Dealing with insurance companies and legal battles can be an extremely stressful experience. But no matter how badly you want to wash your hands of the entire thing and just get it over with, you should never fall into the trap of accepting a quick settlement from your insurance company.
Insurance companies use this tactic because it saves them a lot of time and money, and it almost always guarantees that car accident victims accept a much smaller amount before fully understanding their injuries and how much their claim is really worth. Until you have investigated your situation extensively and until you have fully recovered from your injuries, you won’t have an idea of how much your settlement should be.
Remember: insurance companies are not on your side – even your OWN insurance company. Their goal is to hang onto their money; not give it away to you. Therefore, limit the amount of time you speak with the insurance company on the phone and set strict guidelines up front as to when you will speak with them. When you do speak with them, be sure to give very limited information. (Again, I cannot stress enough that a qualified Colorado personal injury attorney can make this entire process easier for you while they also get more money out of the insurance company for your medical and personal needs.)
3. Asking for a Signed Medical Release
If you’re in a car accident, an insurance adjuster may try to convince you that you absolutely have to sign medical release forms, giving them access to all of your medical records, both past and present. They may tell you they cannot process your claim without you signing the forms, or that it’s just a routine practice and nothing to worry about. If you do sign these forms, the insurance company will have access to all of your medical information—not just the information pertaining to your accident.
Why is this bad?
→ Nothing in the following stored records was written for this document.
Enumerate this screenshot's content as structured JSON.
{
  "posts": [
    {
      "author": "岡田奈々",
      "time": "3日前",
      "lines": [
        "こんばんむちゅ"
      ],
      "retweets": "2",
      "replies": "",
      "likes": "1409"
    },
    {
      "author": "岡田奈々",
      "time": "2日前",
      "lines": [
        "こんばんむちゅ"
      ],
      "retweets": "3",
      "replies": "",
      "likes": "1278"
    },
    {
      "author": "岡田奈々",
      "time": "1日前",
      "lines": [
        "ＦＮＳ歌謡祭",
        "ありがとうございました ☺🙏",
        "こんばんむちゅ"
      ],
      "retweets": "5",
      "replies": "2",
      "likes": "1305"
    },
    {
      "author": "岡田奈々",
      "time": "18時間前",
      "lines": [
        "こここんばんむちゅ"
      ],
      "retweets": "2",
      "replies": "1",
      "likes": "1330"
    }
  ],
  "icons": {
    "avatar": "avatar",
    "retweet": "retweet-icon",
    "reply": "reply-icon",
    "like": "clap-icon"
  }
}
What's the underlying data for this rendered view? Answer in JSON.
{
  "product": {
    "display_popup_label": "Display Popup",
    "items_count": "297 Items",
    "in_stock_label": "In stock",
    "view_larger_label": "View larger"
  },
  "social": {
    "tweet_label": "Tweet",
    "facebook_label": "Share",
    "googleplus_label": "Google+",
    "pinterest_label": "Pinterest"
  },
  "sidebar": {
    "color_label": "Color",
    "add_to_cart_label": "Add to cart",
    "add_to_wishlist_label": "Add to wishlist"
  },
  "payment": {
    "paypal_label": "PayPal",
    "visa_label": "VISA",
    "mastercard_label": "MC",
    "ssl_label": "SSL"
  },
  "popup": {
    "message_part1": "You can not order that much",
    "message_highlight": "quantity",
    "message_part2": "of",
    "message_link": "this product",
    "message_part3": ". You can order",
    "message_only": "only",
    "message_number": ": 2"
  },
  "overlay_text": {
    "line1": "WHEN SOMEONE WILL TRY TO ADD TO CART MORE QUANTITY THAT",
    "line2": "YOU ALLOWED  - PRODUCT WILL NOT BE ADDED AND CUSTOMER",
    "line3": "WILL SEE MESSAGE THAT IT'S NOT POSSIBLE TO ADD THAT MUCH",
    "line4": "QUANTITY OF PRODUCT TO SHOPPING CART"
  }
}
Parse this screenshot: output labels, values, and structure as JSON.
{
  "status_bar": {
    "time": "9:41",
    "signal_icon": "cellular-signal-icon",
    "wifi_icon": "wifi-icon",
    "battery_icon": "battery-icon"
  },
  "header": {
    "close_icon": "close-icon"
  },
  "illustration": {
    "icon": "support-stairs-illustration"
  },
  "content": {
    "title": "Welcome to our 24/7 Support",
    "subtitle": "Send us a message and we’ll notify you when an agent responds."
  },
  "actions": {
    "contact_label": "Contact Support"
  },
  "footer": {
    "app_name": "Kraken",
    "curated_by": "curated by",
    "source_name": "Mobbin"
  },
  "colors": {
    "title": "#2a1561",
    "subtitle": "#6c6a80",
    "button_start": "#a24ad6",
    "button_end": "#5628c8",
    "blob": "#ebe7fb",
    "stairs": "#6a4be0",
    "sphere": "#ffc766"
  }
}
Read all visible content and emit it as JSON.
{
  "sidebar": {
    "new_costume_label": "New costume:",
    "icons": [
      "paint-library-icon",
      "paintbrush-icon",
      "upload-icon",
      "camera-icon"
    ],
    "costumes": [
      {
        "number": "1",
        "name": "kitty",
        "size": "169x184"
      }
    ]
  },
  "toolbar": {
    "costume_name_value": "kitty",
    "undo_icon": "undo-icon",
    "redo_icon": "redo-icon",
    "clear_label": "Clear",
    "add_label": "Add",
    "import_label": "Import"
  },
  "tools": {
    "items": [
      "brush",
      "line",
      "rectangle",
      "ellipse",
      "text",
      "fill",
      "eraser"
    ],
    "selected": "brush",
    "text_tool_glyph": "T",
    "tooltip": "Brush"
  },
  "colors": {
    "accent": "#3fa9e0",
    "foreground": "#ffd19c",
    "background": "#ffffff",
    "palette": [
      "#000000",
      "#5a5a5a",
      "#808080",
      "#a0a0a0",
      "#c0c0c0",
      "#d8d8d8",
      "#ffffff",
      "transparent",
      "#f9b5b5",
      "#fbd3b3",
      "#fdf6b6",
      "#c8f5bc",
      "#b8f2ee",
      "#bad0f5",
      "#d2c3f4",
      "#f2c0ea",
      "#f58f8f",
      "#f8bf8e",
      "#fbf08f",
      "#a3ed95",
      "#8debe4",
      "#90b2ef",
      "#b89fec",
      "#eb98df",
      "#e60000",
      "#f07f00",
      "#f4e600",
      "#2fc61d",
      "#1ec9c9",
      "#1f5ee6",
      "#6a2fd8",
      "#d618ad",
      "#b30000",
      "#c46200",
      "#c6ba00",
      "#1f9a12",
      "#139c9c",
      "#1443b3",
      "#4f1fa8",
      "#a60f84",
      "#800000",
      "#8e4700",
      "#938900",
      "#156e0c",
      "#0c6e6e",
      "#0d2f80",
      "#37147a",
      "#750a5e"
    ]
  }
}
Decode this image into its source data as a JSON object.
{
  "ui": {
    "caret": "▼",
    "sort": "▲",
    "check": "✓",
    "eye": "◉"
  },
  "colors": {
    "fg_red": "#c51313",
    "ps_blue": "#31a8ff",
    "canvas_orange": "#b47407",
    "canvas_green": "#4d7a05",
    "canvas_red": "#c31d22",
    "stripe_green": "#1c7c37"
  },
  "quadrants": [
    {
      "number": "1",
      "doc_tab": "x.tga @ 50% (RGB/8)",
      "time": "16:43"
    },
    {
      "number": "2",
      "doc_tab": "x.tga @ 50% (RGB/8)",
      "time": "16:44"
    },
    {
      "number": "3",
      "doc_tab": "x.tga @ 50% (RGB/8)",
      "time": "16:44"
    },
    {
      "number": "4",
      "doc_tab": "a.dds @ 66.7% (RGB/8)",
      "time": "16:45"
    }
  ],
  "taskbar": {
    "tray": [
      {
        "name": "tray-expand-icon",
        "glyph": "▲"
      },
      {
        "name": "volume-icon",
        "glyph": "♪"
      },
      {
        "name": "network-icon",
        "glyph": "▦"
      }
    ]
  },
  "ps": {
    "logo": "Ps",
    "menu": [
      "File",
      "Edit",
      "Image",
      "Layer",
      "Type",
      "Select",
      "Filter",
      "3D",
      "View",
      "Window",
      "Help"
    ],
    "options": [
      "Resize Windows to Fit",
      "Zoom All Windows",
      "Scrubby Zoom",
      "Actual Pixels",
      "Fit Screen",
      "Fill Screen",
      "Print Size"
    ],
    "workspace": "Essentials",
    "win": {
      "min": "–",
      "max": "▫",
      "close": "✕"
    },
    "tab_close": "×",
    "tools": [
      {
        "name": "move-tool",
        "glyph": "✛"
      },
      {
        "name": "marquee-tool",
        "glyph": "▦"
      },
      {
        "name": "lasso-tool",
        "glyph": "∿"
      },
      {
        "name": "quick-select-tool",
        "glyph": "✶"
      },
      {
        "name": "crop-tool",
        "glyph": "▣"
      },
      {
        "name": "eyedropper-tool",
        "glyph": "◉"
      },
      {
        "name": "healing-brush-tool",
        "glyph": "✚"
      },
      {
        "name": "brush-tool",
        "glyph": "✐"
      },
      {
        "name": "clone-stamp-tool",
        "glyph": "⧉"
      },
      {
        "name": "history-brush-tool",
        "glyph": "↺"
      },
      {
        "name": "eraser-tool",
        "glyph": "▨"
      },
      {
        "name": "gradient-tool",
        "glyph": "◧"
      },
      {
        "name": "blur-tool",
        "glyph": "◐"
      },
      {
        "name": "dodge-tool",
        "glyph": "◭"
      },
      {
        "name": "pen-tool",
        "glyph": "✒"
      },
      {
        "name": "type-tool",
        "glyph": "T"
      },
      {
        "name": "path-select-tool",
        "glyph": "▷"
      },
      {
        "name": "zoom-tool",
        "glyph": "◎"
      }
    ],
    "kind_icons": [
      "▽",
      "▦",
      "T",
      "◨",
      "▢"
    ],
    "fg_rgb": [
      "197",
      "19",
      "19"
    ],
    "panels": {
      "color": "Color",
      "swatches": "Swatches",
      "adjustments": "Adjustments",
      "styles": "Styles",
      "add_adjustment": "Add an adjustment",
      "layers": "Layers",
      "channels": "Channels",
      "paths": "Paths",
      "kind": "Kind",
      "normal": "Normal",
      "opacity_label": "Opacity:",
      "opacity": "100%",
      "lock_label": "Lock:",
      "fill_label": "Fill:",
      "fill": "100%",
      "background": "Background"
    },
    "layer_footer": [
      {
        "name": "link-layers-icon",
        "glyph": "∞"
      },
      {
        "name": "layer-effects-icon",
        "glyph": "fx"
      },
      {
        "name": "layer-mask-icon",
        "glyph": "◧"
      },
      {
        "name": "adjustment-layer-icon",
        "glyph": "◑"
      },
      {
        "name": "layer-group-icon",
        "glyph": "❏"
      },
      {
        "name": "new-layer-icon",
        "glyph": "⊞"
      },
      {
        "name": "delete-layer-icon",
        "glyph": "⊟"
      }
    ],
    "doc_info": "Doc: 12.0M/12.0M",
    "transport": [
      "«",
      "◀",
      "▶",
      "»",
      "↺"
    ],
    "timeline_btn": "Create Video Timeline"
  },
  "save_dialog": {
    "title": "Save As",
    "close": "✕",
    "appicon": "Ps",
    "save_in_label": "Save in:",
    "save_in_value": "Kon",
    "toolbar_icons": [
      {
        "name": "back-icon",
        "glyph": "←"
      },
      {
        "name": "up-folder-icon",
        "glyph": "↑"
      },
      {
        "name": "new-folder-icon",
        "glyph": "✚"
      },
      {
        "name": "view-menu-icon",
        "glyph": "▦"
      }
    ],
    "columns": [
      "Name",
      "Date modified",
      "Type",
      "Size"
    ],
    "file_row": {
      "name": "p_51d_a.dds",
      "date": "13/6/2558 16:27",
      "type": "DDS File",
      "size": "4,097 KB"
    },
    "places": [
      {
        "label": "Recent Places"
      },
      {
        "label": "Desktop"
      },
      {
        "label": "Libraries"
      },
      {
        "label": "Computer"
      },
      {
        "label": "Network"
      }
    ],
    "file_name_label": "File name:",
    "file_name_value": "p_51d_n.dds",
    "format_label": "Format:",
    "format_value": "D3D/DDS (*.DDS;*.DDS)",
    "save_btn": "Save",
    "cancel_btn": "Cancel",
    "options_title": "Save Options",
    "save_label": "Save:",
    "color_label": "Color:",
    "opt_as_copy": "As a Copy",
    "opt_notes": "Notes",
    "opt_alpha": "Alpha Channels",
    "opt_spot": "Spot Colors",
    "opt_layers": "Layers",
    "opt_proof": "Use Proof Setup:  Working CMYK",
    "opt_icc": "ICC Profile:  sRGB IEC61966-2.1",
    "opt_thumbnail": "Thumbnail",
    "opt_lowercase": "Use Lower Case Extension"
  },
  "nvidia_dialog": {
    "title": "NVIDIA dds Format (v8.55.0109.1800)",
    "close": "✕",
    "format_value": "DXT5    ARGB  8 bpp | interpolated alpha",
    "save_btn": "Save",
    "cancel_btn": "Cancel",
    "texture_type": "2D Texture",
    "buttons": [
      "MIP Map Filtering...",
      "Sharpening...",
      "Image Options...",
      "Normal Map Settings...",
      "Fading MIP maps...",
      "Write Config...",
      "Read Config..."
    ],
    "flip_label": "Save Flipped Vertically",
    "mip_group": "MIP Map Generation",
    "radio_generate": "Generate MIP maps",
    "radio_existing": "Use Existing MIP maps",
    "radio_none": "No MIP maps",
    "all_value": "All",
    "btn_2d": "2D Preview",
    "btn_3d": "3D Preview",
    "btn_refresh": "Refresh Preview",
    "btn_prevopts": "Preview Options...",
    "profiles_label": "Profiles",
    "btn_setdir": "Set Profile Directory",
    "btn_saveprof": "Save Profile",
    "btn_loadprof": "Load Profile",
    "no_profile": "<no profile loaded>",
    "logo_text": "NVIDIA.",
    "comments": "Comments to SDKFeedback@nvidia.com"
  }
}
I have seen insurance companies go far back into a victim’s health history and deny payment based on previous experiences that have nothing to do with the accident and the victim’s current condition. They can use anything they find in your past medical history against you, even going so far as to say the injuries you’re claiming from this accident are from a previous incident, thus denying your claim.
4. Causing Confusion
When it comes to the average individual, insurance jargon and contracts are tedious, time-consuming and confusing. Insurance companies often rely on a victim’s confusion (and the many other issues they may be facing, such as medical concerns) to push inadequate settlements or even to get victims to sign away their own rights! Consider this alarming story from a recent American Association for Justice report titled, Tricks of the Trade – How Insurance Companies Deny, Delay, Confuse and Refuse:
Your house sustains heavy damage from wind and rain during a hurricane. The storm surge floods the lower level of your home three hours later. Despite the destruction, you are consoled by the fact you purchased hurricane insurance as part of your homeowner’s policy. Your home sustains hundreds of thousands of dollars in damages, but you are confident it will be covered.
You’re wrong. The insurance company points to the “anti-concurrent” clause in your policy. “I had hurricane insurance,” you counter. But it does not matter. The flood negates the coverage. How could you have known that hurricane damage would not be covered, even by hurricane insurance, if there was a flood? “You should have read your policy,” says the insurance company, and points to some incomprehensible legalese headlined as an “anti-concurrent” clause in your policy.
When filing a claim, sign NOTHING until you hire an attorney to go over the documents so you know your rights.
5. Refusing to Renew
Although you shouldn’t rush the process and settle right away, be sure not to waste too much time filing a claim if you decide that’s the route you want to take, especially if you’ve already contacted your insurance company with an inquiry. Many insurance companies will drop your coverage and refuse to renew a policy if they get a whiff that you may be considering a claim. If you make a phone call to the insurance company even inquiring about the possibility of filing a claim, and you decide not to, they have documented your phone call. Be 100 percent sure that you are going to file a claim before contacting your insurance company.